Speaker: Prof. Gerhard Holzapfel (TU Graz – Austria)
Title: Computational Modeling of Fiber-Reinforced Solids with Application to Fibrous Soft Tissues.
Date: Friday December 20th, 2019
Place: Mithat Çoruh Amphitheater
Abstract: Fibrous soft tissues such as artery walls can be viewed as fiber-reinforced solids assembled by an extrafibrillar matrix, embedded families of collagen fibers and elastic fibers, whereas the active mechanical contribution is due to cells. For arterial walls the matrix can be considered as an isotropic material while the collagen fibers generate the anisotropy of the tissue. In various fibrous soft tissues collagen fibers are not perfectly aligned but are arranged in a rather dispersed structure for which a mean direction can be defined; for a review on microstructural aspects. Remarkably, the dispersed collagen structure depends on the state of disease, for example, for abdominal aortic aneurysms the out-of-plane dispersion of collagen fibers is increased and, consequently, the material and structural parameters change.
A future challenge is to base material models on a multiscale approach so that the macroscopic mechanical tissue response is linked to the microstructural components. After reviewing morphological aspects of fibrous soft tissues in health and disease we briefly present a recent multiscale model of fiber recruitment and damage with a discrete fiber dispersion method. In particular, the model is based on the triangular discretization of a unit sphere with a finite number of elementary areas. A summation of fiber contributions of all elementary areas yields the resultant fiber strain energy. Fiber recruitment, softening and damage are considered. The model was implemented in finite element codes and verified by representative examples.
Finally we briefly discuss challenges ahead, e.g., the cross-linking of collagen fibers has a significant effect on the tissue response within which the fibers are embedded. The number of cross-links increases with age, which is an important factor in the age-related stiffening of arterial walls. Hence, advanced continuum models are needed that take account of information on cross-links at the micro-structure level.
Bio: Gerhard A. Holzapfel is Professor of Biomechanics and Head of the Institute of Biomechanics at Graz University of Technology (TUG), Austria, since 2007. He is also Adjunct Professor at the Norwegian University of Science and Technology (NTNU), Trondheim, Norway, and Visiting Professor at the University of Glasgow, Scotland. Until 2013 he was Professor of Biomechanics at the Royal Institute of Technology (KTH) in Stockholm, Sweden, for 9 years (7 years as an Adjunct Professor). After his PhD in Mechanical Engineering in Graz he received an Erwin-Schrödinger Scholarship for foreign countries to be a Visiting Scholar at Stanford University (1993-95). He achieved his Habilitation at TU Vienna in 1996 and received a START-Award in 1997, which is the most prestigious research award in Austria for young scientists. In the following years (1998-2004) he was the Head of a research group on “Computational Biomechanics” at TUG. Among several awards and honors in the past years he is listed in “The World’s Most Influential Scientific Minds: 2014” (Thomas Reuters) and he received the Erwin Schrödinger Prize 2011 from the Austrian Academy of Sciences for his lifetime achievements.

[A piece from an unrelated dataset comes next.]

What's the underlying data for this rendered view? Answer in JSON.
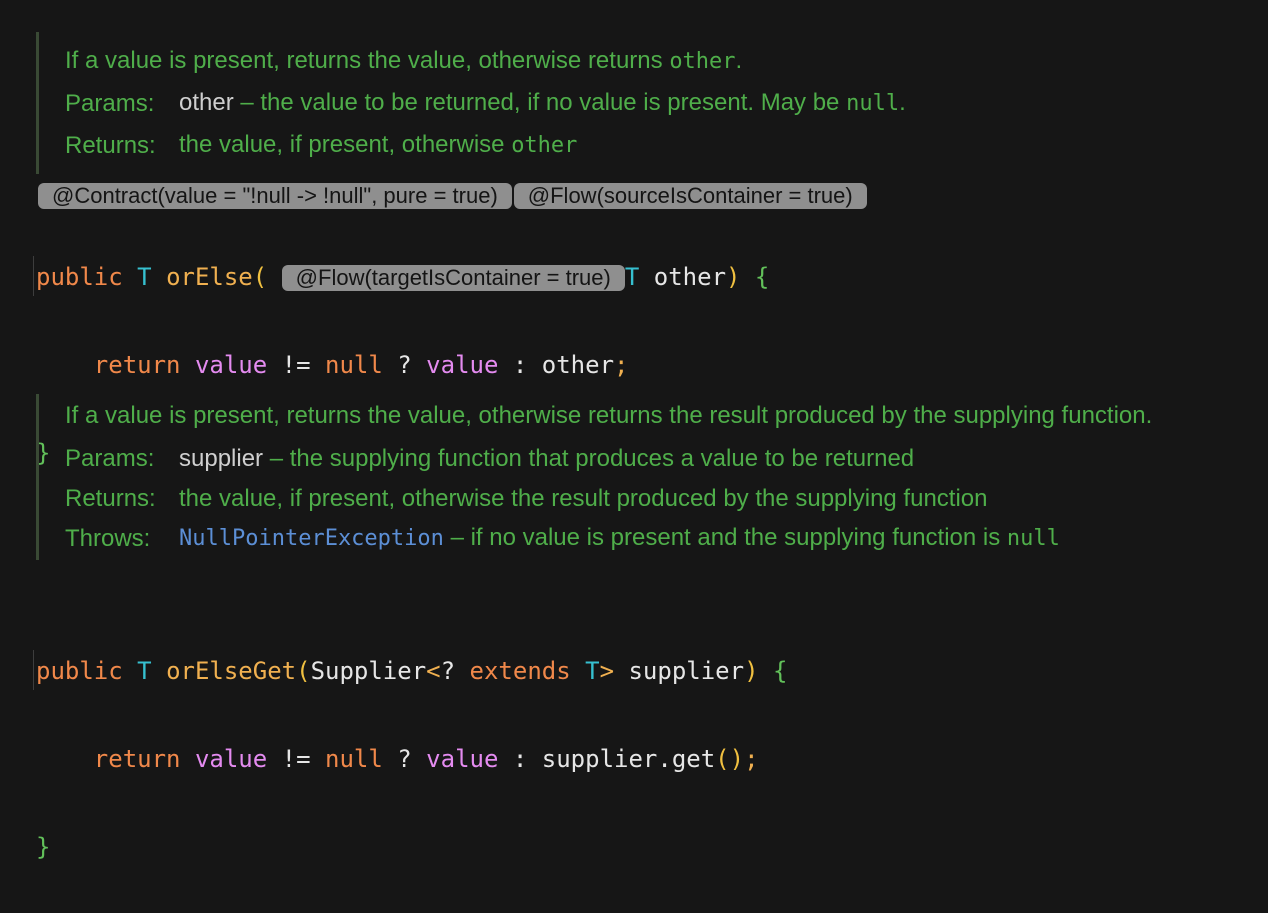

Professor Holzapfel’s research includes experimental and computational biomechanics and mechanobiology with an emphasis on soft biological tissues, the cardiovascular system including blood vessels in health and disease, therapeutic interventions such as balloon angioplasty and stent implantation, second-harmonic imaging microscopy and medical image processing; nonlinear continuum mechanics, constitutive (multi-scale) modeling of solids at finite strains such as cross-linked actin networks, growth and remodeling, nonlinear finite element methods, fracture and material failure. He has authored a graduate textbook entitled “Nonlinear Solid Mechanics. A Continuum Approach for Engineering” (John Wiley & Sons), and co-edited seven books. He contributed chapters to 20+ other books, and published 200+ peer-reviewed journal articles. He is the co-founder and co-editor of the International Journal “Biomechanics and Modeling in Mechanobiology” (Springer-Verlag, Berlin, Heidelberg).